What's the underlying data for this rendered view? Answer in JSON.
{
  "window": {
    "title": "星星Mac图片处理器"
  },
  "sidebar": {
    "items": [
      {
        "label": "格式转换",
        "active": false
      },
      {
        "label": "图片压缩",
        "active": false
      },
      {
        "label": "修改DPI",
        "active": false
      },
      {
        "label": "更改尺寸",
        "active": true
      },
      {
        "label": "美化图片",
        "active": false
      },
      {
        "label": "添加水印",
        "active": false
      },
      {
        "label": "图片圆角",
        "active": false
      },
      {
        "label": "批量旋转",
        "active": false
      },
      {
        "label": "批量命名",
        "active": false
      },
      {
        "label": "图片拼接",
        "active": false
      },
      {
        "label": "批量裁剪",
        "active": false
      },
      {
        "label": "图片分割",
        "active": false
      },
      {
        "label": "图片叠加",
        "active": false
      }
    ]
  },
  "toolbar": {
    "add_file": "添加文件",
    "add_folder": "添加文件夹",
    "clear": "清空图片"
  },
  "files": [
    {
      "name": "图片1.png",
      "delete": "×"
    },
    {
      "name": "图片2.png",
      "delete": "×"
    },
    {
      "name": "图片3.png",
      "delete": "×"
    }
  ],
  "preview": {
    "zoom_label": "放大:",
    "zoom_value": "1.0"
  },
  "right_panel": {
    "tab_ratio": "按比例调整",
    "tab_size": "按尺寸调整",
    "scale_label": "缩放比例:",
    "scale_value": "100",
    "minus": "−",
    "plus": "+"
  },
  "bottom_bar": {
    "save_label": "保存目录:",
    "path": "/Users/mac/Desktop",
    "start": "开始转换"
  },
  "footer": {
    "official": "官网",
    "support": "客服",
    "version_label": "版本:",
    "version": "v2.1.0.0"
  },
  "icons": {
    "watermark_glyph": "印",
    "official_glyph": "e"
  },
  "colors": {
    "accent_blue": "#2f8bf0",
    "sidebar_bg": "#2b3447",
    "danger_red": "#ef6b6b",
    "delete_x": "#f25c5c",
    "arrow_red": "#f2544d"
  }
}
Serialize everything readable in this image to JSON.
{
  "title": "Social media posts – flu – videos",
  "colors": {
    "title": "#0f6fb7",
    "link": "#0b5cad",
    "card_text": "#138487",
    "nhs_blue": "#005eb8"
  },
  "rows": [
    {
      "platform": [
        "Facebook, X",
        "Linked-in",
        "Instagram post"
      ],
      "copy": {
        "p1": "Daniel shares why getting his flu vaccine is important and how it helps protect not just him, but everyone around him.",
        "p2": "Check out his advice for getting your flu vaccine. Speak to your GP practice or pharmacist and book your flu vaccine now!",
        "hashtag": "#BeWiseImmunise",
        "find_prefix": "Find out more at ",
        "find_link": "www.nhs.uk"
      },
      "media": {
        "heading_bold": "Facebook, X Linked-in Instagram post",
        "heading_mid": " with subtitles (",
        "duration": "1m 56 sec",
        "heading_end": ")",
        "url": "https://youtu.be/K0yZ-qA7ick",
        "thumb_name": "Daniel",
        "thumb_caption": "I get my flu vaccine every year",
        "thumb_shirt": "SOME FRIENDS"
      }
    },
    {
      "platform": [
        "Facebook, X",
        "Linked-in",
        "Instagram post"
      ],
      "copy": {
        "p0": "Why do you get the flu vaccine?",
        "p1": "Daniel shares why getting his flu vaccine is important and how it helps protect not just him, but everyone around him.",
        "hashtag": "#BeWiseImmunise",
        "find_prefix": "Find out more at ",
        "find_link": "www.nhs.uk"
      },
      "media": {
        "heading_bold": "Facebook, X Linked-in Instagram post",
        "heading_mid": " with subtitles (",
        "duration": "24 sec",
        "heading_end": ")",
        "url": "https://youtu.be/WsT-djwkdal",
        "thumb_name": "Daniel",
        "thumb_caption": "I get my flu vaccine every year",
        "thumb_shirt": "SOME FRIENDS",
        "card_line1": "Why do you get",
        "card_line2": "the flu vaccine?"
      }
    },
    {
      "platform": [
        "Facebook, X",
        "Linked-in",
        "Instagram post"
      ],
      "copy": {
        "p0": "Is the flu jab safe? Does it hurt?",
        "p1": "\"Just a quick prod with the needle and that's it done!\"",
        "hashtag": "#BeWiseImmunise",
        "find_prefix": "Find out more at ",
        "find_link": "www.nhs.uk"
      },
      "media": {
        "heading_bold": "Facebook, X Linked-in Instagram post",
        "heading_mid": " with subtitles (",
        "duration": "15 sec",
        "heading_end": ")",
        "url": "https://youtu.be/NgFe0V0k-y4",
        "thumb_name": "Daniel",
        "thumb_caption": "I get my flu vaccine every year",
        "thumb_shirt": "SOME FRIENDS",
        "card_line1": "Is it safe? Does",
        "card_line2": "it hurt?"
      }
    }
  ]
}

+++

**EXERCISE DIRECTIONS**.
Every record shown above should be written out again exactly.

**RESULT BELOW**.
What's the underlying data for this rendered view? Answer in JSON.
{
  "window": {
    "title": "星星Mac图片处理器"
  },
  "sidebar": {
    "items": [
      {
        "label": "格式转换",
        "active": false
      },
      {
        "label": "图片压缩",
        "active": false
      },
      {
        "label": "修改DPI",
        "active": false
      },
      {
        "label": "更改尺寸",
        "active": true
      },
      {
        "label": "美化图片",
        "active": false
      },
      {
        "label": "添加水印",
        "active": false
      },
      {
        "label": "图片圆角",
        "active": false
      },
      {
        "label": "批量旋转",
        "active": false
      },
      {
        "label": "批量命名",
        "active": false
      },
      {
        "label": "图片拼接",
        "active": false
      },
      {
        "label": "批量裁剪",
        "active": false
      },
      {
        "label": "图片分割",
        "active": false
      },
      {
        "label": "图片叠加",
        "active": false
      }
    ]
  },
  "toolbar": {
    "add_file": "添加文件",
    "add_folder": "添加文件夹",
    "clear": "清空图片"
  },
  "files": [
    {
      "name": "图片1.png",
      "delete": "×"
    },
    {
      "name": "图片2.png",
      "delete": "×"
    },
    {
      "name": "图片3.png",
      "delete": "×"
    }
  ],
  "preview": {
    "zoom_label": "放大:",
    "zoom_value": "1.0"
  },
  "right_panel": {
    "tab_ratio": "按比例调整",
    "tab_size": "按尺寸调整",
    "scale_label": "缩放比例:",
    "scale_value": "100",
    "minus": "−",
    "plus": "+"
  },
  "bottom_bar": {
    "save_label": "保存目录:",
    "path": "/Users/mac/Desktop",
    "start": "开始转换"
  },
  "footer": {
    "official": "官网",
    "support": "客服",
    "version_label": "版本:",
    "version": "v2.1.0.0"
  },
  "icons": {
    "watermark_glyph": "印",
    "official_glyph": "e"
  },
  "colors": {
    "accent_blue": "#2f8bf0",
    "sidebar_bg": "#2b3447",
    "danger_red": "#ef6b6b",
    "delete_x": "#f25c5c",
    "arrow_red": "#f2544d"
  }
}
Serialize everything readable in this image to JSON.
{
  "title": "Social media posts – flu – videos",
  "colors": {
    "title": "#0f6fb7",
    "link": "#0b5cad",
    "card_text": "#138487",
    "nhs_blue": "#005eb8"
  },
  "rows": [
    {
      "platform": [
        "Facebook, X",
        "Linked-in",
        "Instagram post"
      ],
      "copy": {
        "p1": "Daniel shares why getting his flu vaccine is important and how it helps protect not just him, but everyone around him.",
        "p2": "Check out his advice for getting your flu vaccine. Speak to your GP practice or pharmacist and book your flu vaccine now!",
        "hashtag": "#BeWiseImmunise",
        "find_prefix": "Find out more at ",
        "find_link": "www.nhs.uk"
      },
      "media": {
        "heading_bold": "Facebook, X Linked-in Instagram post",
        "heading_mid": " with subtitles (",
        "duration": "1m 56 sec",
        "heading_end": ")",
        "url": "https://youtu.be/K0yZ-qA7ick",
        "thumb_name": "Daniel",
        "thumb_caption": "I get my flu vaccine every year",
        "thumb_shirt": "SOME FRIENDS"
      }
    },
    {
      "platform": [
        "Facebook, X",
        "Linked-in",
        "Instagram post"
      ],
      "copy": {
        "p0": "Why do you get the flu vaccine?",
        "p1": "Daniel shares why getting his flu vaccine is important and how it helps protect not just him, but everyone around him.",
        "hashtag": "#BeWiseImmunise",
        "find_prefix": "Find out more at ",
        "find_link": "www.nhs.uk"
      },
      "media": {
        "heading_bold": "Facebook, X Linked-in Instagram post",
        "heading_mid": " with subtitles (",
        "duration": "24 sec",
        "heading_end": ")",
        "url": "https://youtu.be/WsT-djwkdal",
        "thumb_name": "Daniel",
        "thumb_caption": "I get my flu vaccine every year",
        "thumb_shirt": "SOME FRIENDS",
        "card_line1": "Why do you get",
        "card_line2": "the flu vaccine?"
      }
    },
    {
      "platform": [
        "Facebook, X",
        "Linked-in",
        "Instagram post"
      ],
      "copy": {
        "p0": "Is the flu jab safe? Does it hurt?",
        "p1": "\"Just a quick prod with the needle and that's it done!\"",
        "hashtag": "#BeWiseImmunise",
        "find_prefix": "Find out more at ",
        "find_link": "www.nhs.uk"
      },
      "media": {
        "heading_bold": "Facebook, X Linked-in Instagram post",
        "heading_mid": " with subtitles (",
        "duration": "15 sec",
        "heading_end": ")",
        "url": "https://youtu.be/NgFe0V0k-y4",
        "thumb_name": "Daniel",
        "thumb_caption": "I get my flu vaccine every year",
        "thumb_shirt": "SOME FRIENDS",
        "card_line1": "Is it safe? Does",
        "card_line2": "it hurt?"
      }
    }
  ]
}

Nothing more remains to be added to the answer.